There will be one of these Kolkata Municipal Corporation clinics each in 16 boroughs, with two in Borough VI – one in Mirza Galib Street and the other in Raja Subhodh Mullick Square. There will be three such clinics under the Bidhannagar Municipal Corporation area, too.
According to sources, there will be specialists in the polyclinics who will help run the outdoor clinics for medicine, obstetrics and gynaecology and paediatrics thrice a week and eye clinics twice a week. Recruitment of specialists to run these polyclinics will start soon.
The identified urban primary health centres will provide specialist services and will be a hub for providing tele-consultation services, an official said. “Evening OPDs should be encouraged,” the official said. The official said that the timings of these polyclinics would be decided as per the need of the community, as in many areas it had been felt that evening clinic can have a better footfall. He said that the names of the specialists and their timings at the polyclinics are to be properly displayed so that local people can know about the new service facilities that are on offer.
The diagnostic clinics will have haematology analyser, Elisa machine and X-ray machines. The urban development department had been asked to visit the sites for early functioning of the polyclinics and diagnostics centres. The official said that there should also be tie-ups with nearby hospitals for the purpose of referring critical patients.
The state health department on Monday gave its nod to run 77 polyclinics and 102 diagnostic centres at the urban health centres. The missive issued by Swasthya Bhavan on Monday gave nod to State Urban Development Agency (SUDA) to operate 59 polyclinics and 85 diagnostic centres and asked KMC to operate 17 polyclinics and diagnostic centres in the existing health centres.
A senior health official of KMC welcomed the move and said that community-based clinics are very important during this pandemic and diagnostic clinics will help people. He said that right now the health units of KMC function as fever clinics and provide treatments for diarrhoea, malaria, dengue and also diabetes, other than babies and their mothers.
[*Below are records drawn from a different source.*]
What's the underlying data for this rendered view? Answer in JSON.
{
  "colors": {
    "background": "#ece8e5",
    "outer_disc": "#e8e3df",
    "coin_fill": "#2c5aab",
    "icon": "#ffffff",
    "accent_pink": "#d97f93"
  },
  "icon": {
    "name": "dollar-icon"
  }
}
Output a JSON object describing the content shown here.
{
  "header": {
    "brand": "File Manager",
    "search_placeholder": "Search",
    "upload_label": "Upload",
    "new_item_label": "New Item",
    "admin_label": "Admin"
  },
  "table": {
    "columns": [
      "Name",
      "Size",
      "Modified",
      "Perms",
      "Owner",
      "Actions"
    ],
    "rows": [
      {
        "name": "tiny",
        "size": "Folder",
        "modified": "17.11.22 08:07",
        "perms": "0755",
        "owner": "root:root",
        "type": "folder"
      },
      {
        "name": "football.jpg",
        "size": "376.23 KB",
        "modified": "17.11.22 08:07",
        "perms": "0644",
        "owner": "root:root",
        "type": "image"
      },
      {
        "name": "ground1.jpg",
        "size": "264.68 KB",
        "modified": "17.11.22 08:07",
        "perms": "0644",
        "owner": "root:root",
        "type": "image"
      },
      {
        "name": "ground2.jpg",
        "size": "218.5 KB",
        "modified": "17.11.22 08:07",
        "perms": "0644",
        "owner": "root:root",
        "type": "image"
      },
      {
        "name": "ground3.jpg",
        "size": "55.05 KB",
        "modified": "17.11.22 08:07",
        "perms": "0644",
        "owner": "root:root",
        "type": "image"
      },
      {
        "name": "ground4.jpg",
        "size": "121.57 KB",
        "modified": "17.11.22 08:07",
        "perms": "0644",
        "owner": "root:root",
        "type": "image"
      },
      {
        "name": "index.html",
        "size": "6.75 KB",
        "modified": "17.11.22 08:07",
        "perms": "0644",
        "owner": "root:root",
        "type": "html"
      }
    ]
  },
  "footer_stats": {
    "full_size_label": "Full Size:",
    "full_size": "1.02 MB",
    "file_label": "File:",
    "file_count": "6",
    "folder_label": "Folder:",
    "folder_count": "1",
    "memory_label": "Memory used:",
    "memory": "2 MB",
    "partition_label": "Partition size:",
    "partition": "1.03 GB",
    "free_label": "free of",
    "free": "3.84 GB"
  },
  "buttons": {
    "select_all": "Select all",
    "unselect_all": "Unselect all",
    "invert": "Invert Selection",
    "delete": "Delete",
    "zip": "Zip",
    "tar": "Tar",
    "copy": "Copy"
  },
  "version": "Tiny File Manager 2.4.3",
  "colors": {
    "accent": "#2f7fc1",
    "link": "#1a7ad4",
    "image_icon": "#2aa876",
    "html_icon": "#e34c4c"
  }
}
But if these clinics are properly utilised by converting them into diagnostic centres and polyclinics at a low-cost, more services can be provided because government hospitals are overcrowded, the doctor said. He added that there are already plans to set up ECG machines and X rays in some of the KMC clinics.